The Indian Space Research Organisation's (Isro's) historic feat of hurling 104 satellites in one go, a record by any space agency, is set to open up a global opportunity and make India a one-stop shop for building and hurling micro satellites.
Over the next five years, over 3,000 such satellites with sizes varying from a small shoebox to a 24-inch television set and weighing one kg to 50 kg are expected to be built and launched by various players, according to SpaceWorks Inc, a US space industry researcher.
The biggest such move will be by OneWeb, the Softbank-funded satellite venture which has India’s Bharti as a partner. It will launch 648 small satellites to provide high-speed internet to remotest corners of the world.

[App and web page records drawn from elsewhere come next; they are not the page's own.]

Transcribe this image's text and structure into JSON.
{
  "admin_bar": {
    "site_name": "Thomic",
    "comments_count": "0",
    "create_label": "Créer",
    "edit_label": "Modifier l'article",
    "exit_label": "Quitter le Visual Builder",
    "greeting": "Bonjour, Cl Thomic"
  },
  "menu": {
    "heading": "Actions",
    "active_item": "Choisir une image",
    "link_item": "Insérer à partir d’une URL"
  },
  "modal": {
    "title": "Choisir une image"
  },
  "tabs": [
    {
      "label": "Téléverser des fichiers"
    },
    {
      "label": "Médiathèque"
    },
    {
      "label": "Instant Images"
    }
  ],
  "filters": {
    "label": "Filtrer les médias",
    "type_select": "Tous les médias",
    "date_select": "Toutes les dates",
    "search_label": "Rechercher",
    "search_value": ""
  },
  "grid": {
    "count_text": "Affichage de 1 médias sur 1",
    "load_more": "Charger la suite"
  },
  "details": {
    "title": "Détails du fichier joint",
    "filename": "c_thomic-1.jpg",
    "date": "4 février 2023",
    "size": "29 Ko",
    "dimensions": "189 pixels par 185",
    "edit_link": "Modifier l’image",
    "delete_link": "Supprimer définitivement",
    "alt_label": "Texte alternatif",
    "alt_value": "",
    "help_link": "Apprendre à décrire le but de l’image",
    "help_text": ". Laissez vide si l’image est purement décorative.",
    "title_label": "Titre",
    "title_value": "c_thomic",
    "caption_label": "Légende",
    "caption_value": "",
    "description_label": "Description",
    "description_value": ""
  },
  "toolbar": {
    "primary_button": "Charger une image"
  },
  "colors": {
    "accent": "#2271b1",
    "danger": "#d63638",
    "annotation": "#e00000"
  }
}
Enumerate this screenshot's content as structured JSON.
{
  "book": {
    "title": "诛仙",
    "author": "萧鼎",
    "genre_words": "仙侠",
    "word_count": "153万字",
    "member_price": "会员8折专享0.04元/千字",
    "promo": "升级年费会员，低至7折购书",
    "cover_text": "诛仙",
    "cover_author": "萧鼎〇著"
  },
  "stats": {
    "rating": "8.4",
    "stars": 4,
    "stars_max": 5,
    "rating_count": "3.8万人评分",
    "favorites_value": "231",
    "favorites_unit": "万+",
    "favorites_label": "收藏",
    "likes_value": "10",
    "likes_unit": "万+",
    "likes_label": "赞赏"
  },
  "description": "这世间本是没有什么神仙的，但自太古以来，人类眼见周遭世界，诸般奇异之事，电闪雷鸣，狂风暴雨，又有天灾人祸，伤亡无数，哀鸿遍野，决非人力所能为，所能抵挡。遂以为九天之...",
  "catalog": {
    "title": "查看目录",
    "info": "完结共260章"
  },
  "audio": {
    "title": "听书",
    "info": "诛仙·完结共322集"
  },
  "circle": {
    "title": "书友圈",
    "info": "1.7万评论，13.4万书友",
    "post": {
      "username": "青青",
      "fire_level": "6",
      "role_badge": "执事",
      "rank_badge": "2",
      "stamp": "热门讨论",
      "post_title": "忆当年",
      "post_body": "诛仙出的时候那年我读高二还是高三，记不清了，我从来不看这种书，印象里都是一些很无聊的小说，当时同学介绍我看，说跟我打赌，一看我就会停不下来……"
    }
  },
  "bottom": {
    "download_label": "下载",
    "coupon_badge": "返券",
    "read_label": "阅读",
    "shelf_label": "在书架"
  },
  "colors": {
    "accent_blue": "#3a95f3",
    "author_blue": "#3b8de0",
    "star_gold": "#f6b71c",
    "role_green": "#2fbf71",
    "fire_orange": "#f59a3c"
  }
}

Planet Labs, which acquired the satellite infrastructure of Google, on Wednesday used for a second time the Polar Satellite Launch Vehicle (PSLV) rocket to hurl 88 micro satellites or Doves into space.
Isro sees an immense opportunity for two reasons – first, there is a global shortage of launchers for small satellite missions; and second, there is a sudden rush of private industry in the US and Europe to send hundreds of satellites to space for various needs. These needs include weather tracking, navigation on the sea where there is little connectivity so far, and providing high-speed internet to remotest parts of the world.
“Whenever there is a large production of satellites, there will also be requirement for sub systems. There are many industries that can produce for global companies,” A S Kiran Kumar, chairman of (Isro), had said in an interview last year.
So far, Isro's PSLV rocket has launched 225 satellites, of which 179 are for foreign customers.
"Our teams had come with very good solutions for (the large order), including finding real estate to accommodate all the satellites in the payload compartment," says B Jayakumar, project director for PSLV at the Vikram Sarabhai Space Centre (VSSC)
Rockets from players like SpaceX, BlueOrigin, Rocket Lab and Firefly Systems, are yet to compete on a large scale. Also, Isro, with private players in India taking up satellite building, wants to position the country as a hub where global firms can share design, build it in India and launch it on an Indian rocket.
It has already contracted a consortium of small firms led by Alpha Design, a Bengaluru aerospace firm, to build two of its Navic navigation satellite, transferring the technology knowhow to build and assemble satellites according to design. It also has shared the knowhow for ground equipment that captures satellite data, and processe them for specific local applications.
“We want to enable the Indian space ecosystem. The demand for electronics in space industry is growing. There are opportunities for niche companies in space,” says Kumar. “Some of the technology is already with the private companies”.